[ W. H. H. ]

HARRISON, William, born in Marylebone parish, 1813. Being gifted with a tenor voice of remarkable purity and sweetness, he appeared in public as an amateur concert singer early in 1836. He then entered as a pupil at the Royal Academy of Music, and in 1837 appeared as a professional singer at the concerts of the Academy, and subsequently at the Sacred Harmonic Society. On Thursday, May 2, 1839, he made his first appearance on the stage at Covent Garden, in Rooke's opera, 'Henrique.' A few years later he was engaged at Drury Lane, where he sustained the principal tenor parts in Balfe's 'Bohemian Girl,' Wallace's 'Maritana,' and Benedict's 'Brides of Venice,' and 'Crusaders,' on their first production. In 1851 he performed at the Haymarket Theatre, in Mendelssohn's 'Son and Stranger,' and other operas. In 1856, in conjunction with Miss Louisa Pyne, he established an English Opera Company, and for several years gave performances at the Lyceum, Drury Lane, and Covent Garden Theatres. During their management the following new operas were produced: Balfe's 'Rose of Castille' 1857, 'Satanella' 1858, 'Bianca, the Bravo's Bride' 1860; 'Puritan's Daughter' 1861, and 'Armourer of Nantes,' 1863; Wallace's 'Lurline,' 1860, and 'Love's Triumph' 1862; Benedict's 'Lily of Killarney' 1862; Mellon's 'Victorine' 1859; and Howard Glover's 'Ruy Blas' 1861. In the winter of 1864 Harrison opened Her Majesty's Theatre for the performance of English operas. He translated Masses operetta, 'Les Noces de Jeannette,' and produced it at Covent Garden Theatre in Nov. 1860, under the title of 'Georgette's Wedding.' Harrison, in addition to his vocal qualifications, was an excellent actor. He died at his residence in Kentish Town, Nov. 9, 1868.

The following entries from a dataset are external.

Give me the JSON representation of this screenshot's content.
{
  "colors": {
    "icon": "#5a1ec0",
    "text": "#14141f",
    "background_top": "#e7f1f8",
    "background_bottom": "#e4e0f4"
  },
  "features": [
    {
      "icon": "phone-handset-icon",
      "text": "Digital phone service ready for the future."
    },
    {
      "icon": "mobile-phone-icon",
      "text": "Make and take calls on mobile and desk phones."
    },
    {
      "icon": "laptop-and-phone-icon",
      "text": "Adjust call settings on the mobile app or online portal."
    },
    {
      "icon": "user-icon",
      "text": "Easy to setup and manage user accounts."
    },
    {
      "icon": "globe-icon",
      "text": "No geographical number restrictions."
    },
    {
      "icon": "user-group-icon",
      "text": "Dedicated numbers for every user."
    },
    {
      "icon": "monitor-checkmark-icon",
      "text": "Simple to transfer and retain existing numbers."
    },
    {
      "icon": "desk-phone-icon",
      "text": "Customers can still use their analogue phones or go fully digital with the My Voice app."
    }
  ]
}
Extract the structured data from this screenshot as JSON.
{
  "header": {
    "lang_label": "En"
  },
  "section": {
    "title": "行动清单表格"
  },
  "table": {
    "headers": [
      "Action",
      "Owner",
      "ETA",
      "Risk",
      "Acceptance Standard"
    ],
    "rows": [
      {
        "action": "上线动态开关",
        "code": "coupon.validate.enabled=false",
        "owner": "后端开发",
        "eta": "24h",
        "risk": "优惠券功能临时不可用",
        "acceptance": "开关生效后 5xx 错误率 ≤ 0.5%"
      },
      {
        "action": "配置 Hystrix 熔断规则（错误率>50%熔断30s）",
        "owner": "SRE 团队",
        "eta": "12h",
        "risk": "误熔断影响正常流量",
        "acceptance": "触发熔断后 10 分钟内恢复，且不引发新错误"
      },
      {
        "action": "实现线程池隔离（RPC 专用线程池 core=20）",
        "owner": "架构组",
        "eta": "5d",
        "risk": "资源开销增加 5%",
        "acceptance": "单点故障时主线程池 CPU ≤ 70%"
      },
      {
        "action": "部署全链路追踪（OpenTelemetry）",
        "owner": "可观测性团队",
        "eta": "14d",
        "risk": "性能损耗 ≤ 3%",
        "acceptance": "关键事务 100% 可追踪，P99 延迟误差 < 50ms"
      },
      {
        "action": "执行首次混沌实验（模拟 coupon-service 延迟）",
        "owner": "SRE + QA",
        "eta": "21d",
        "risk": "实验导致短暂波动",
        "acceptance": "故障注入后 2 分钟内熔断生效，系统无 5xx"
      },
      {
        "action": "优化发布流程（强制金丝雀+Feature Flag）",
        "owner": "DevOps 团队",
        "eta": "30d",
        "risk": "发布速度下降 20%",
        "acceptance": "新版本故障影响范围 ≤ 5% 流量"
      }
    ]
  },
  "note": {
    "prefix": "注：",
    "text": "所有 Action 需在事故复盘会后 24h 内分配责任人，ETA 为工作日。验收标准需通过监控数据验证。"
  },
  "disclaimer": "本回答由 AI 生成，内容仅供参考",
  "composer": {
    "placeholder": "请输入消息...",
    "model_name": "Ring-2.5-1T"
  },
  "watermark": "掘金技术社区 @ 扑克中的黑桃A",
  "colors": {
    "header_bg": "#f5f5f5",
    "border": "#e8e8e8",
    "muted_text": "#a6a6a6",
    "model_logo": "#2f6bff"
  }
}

[ W. H. H. ]

HART, Charles, born May 19, 1797, pupil of the Royal Academy of Music under Crotch.